This is why–in addition to providing quality protective gear for poll workers of all ages–a grant program should be set up that incentivizes college-age individuals to participate in election administration– particularly, to work polls across America on election day.
The concern about a second wave of the virus in the fall, coupled with the difficulty in finding poll workers, is of particular concern amidst the pandemic. This is why it makes sense to encourage lower-risk individuals to alleviate some of the burden from older polling workers.
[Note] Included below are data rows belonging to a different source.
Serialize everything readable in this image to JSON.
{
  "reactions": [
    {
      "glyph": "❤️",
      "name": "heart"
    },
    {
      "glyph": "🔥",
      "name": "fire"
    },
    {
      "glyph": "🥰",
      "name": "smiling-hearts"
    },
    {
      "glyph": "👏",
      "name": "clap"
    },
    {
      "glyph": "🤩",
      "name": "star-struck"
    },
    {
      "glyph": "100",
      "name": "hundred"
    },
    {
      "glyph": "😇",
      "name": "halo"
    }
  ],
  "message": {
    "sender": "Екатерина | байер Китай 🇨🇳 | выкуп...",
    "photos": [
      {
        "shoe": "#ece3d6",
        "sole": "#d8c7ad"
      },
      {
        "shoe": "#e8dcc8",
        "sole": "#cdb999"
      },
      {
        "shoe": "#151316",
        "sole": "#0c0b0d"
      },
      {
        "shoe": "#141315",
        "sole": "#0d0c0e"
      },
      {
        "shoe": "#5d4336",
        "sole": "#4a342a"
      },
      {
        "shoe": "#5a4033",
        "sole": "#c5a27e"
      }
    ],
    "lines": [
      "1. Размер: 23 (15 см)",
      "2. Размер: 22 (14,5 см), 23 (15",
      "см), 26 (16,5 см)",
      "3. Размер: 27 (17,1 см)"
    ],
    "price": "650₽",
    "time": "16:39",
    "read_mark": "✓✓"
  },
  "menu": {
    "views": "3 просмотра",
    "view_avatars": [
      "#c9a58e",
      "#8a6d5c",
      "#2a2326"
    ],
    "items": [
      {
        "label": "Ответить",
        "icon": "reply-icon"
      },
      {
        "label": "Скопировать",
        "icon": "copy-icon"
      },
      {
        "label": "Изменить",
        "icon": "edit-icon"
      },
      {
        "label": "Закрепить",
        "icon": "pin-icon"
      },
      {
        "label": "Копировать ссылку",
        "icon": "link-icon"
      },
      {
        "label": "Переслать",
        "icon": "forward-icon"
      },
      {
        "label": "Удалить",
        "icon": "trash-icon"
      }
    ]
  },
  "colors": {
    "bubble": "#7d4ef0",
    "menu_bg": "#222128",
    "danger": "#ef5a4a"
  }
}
College-age students are significantly less likely to experience severe complications from COVID-19. Currently, the relative risk of dying from COVID-19 for individuals ages 15-24 is 0.55 (deaths per 100,000 population), whereas the risk jumps to 2.24 for individuals 45-54; 2.09 for individuals ages 55-64; and 2.13 for individuals between the ages of 65-74. In order to minimize health risks associated with voting in-person and working in election administration, it makes sense to utilize the populations that are least likely to develop severe complications: healthy, low-risk, college-age students. And for many in that age demographic, payment for the work is becoming increasingly necessary.
To ease the financial hardship, many Americans are currently experiencing, the CARES Act provides economic impact payments to most individuals making less than $75,000 per year. Parents with children 16 and under are also eligible for an additional $500 per child, leaving “children” still claimed as dependents on their parents’ tax return (aged 17 to 24) ineligible for stimulus funds.
For the 16.9 million students enrolled in colleges and universities across America, COVID-19 presents an unprecedented challenge. Many students are in debt and rely on work programs on campus or temporary summer jobs to supplement the cost of classes, car payments, and interest on student loans. High unemployment, the loss of campus jobs due to school closures, and ineligibility for stimulus funds have put many college-age students in significant financial hardship.
Legislation that offers temporary grants to college-age individuals to play a more active role in upcoming elections will help Americans participate safely in in-person voting (if they choose). It would also provide financial assistance to struggling students, and encourage civic engagement across the spectrum. We strongly urge lawmakers to consider this proposition when debating the next COVID-19 response legislation this summer.
We don’t see a one-size-fits-all solution for election security in every state. Still, we do see the need for responsive guidelines that take seriously the risks associated with elections during a pandemic.